Passover, or Pesach is an important Biblically-derived Jewish festival. The Jewish people celebrate Passover as a commemoration of their liberation over 3,300 years ago by God from slavery in ancient Egypt that was ruled by the Pharaohs, and their freedom as a nation under the leadership of Moses. It commemorates the story of the Exodus as described in the Hebrew Bible especially in the Book of Exodus, in which the Israelites were freed from slavery in Egypt.
When the Pharaoh freed the Israelites, it is said that they left in such a hurry that they could not wait for bread dough to rise (leaven). In commemoration, for the duration of Passover no leavened bread is eaten, for which reason Passover was called the feast of unleavened bread in the Torah or Old Testament. Thus Matzo (flat unleavened bread) is eaten during Passover and it is a tradition of the holiday.
The water that will be used in the making of Matzo is being collected from springs. Once collected, the water will sit overnight, and will be used the next day for the baking. That water is called “Mayim Shelanu”, water that has slept.
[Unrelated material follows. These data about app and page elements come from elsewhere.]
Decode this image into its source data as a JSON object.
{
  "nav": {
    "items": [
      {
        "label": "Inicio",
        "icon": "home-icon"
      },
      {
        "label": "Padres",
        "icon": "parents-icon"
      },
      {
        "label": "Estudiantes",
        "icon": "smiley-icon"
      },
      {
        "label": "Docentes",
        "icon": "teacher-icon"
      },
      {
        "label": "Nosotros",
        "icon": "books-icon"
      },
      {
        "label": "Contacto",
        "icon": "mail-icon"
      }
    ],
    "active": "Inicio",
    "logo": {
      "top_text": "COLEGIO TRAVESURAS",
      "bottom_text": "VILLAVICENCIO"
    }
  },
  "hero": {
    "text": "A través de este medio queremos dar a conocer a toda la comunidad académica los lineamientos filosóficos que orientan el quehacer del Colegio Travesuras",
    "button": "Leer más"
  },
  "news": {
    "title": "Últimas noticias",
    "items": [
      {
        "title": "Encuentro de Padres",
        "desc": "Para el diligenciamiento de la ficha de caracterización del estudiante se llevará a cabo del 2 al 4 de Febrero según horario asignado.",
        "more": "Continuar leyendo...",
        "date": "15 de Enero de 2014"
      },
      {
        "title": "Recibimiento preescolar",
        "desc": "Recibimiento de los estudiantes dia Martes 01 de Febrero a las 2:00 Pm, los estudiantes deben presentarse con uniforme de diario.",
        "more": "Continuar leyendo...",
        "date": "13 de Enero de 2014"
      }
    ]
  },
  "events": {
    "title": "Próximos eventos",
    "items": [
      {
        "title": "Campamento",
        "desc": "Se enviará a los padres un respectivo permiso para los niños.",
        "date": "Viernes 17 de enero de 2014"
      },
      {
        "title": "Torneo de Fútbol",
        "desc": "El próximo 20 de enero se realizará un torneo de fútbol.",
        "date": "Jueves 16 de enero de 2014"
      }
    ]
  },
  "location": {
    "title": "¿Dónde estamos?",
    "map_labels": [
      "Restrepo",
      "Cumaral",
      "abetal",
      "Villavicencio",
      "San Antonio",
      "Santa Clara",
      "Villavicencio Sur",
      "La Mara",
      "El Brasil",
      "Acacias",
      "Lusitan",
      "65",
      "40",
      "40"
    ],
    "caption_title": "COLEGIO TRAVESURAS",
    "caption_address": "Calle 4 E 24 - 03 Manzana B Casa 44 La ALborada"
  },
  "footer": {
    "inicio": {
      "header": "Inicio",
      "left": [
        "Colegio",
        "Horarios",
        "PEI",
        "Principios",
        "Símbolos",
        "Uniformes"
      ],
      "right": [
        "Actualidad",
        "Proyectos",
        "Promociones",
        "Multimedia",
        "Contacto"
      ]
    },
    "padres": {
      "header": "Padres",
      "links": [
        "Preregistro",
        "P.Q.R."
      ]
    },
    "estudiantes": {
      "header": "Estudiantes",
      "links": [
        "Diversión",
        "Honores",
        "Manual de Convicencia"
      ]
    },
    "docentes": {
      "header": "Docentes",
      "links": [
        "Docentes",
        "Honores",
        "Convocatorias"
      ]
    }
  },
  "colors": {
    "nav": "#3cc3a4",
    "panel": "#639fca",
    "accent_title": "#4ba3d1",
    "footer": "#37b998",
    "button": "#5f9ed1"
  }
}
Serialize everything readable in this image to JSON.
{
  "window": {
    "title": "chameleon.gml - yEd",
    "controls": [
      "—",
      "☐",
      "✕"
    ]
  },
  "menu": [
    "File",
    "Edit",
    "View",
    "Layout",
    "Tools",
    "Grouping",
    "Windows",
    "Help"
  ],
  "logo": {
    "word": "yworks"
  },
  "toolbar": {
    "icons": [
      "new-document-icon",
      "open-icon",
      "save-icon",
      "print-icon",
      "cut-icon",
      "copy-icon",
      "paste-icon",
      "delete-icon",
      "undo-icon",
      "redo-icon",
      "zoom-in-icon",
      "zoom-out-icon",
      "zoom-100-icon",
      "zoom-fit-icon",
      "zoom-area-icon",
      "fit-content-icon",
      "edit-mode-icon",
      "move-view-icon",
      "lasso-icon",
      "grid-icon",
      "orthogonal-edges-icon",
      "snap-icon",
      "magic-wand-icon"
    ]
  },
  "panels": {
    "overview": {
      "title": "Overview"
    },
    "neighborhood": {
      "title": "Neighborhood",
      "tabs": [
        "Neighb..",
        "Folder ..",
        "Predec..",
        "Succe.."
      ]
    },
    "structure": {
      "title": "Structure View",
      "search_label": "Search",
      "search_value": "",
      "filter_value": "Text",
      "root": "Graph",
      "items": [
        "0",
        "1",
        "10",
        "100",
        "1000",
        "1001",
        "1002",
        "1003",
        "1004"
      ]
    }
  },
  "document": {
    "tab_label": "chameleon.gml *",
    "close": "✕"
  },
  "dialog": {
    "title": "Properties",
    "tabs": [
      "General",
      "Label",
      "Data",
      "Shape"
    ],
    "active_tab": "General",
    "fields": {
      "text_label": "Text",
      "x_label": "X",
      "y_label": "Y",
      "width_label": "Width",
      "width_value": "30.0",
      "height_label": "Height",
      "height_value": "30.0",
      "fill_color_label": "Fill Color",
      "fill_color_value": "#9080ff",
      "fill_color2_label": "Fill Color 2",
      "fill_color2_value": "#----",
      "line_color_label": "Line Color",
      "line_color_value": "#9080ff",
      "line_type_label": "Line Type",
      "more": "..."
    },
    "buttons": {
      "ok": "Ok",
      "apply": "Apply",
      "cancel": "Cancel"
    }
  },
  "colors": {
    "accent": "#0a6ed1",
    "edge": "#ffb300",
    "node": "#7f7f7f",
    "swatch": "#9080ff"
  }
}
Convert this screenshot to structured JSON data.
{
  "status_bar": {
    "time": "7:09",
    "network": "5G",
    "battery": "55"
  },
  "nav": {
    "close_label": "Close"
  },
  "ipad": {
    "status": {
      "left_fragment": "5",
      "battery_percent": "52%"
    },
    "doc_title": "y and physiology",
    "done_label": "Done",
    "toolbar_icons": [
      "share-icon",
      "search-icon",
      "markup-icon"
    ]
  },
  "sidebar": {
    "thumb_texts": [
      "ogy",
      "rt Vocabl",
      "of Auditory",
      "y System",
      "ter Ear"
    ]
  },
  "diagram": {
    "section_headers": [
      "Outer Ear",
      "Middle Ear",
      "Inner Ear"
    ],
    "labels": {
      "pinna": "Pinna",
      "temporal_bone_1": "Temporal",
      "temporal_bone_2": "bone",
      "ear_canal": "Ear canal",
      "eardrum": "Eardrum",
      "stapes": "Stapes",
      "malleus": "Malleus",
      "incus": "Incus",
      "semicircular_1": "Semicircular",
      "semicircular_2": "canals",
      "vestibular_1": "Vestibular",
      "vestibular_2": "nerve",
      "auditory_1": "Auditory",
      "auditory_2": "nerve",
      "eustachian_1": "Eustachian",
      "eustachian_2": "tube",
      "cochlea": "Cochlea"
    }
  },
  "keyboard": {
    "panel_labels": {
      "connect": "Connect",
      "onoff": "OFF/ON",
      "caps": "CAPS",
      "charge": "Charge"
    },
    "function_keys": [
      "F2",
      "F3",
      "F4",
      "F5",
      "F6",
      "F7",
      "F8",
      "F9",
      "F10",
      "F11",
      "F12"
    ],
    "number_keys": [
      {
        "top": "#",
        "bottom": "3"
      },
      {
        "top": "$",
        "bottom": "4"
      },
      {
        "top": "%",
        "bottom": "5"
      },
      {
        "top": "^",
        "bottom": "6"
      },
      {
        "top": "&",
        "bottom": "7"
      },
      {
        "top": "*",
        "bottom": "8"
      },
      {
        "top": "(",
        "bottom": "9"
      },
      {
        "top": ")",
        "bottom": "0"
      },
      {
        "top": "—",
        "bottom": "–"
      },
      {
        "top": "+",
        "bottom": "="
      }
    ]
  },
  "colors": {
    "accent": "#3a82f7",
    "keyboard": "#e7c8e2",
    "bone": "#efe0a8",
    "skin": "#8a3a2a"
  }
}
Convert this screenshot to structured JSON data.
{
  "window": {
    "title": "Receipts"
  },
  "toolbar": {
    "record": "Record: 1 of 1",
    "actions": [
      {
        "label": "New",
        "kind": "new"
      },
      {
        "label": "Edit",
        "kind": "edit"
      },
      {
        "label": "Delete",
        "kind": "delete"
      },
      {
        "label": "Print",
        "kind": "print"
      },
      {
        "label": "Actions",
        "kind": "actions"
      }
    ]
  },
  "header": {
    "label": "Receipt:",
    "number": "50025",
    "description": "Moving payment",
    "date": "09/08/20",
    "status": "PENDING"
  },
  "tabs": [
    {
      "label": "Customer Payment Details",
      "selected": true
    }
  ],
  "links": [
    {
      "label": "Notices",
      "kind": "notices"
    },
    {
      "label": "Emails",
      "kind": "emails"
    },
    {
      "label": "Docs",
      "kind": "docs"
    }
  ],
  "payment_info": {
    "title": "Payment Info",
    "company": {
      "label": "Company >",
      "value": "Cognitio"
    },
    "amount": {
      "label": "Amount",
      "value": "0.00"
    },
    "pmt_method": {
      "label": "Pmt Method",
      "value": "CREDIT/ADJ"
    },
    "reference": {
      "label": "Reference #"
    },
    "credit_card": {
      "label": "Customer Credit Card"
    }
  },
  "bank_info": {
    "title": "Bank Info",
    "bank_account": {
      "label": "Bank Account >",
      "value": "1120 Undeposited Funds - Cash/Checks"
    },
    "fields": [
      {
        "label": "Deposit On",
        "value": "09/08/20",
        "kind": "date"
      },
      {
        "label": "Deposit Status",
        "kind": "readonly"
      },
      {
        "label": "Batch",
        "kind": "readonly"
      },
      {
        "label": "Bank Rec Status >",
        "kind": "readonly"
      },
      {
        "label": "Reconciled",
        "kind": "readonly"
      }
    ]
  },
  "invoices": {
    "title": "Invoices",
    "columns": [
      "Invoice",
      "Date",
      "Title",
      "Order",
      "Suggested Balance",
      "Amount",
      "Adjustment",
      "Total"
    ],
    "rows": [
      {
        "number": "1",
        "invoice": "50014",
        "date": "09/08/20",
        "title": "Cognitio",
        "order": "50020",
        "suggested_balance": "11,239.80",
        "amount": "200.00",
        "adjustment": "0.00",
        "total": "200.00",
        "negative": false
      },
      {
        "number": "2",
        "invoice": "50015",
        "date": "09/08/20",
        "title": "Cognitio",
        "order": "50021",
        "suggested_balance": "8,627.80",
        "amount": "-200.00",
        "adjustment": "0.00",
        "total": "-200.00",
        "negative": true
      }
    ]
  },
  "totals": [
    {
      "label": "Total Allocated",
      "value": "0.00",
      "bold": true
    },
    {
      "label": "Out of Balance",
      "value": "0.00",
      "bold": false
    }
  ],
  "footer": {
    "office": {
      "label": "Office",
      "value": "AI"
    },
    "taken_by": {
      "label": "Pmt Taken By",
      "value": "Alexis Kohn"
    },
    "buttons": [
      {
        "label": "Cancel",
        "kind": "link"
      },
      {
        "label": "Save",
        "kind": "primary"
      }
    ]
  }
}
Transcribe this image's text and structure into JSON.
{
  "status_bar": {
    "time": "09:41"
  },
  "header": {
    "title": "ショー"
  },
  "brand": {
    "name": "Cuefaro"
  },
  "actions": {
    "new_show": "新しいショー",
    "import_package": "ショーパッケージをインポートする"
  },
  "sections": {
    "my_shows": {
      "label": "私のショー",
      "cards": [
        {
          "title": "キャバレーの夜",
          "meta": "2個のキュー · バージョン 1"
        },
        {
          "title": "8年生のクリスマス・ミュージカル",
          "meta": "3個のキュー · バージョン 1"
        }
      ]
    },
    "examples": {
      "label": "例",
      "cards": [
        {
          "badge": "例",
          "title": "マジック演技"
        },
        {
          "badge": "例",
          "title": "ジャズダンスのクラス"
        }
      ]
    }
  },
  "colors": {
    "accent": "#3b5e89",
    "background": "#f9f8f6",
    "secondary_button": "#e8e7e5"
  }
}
Ultra-Orthodox Jews gather on the site to collect spring water during the sunset for the traditional Jewish rite of “Mayim Shelanu” (water which has “slept”) outside Jerusalem, on April 3, 2014. Using this water they prepare matzo for the upcoming Jewish holiday of Passover, which begins on sunset of April 14 this year. (Photo by Li Rui/Xinhua)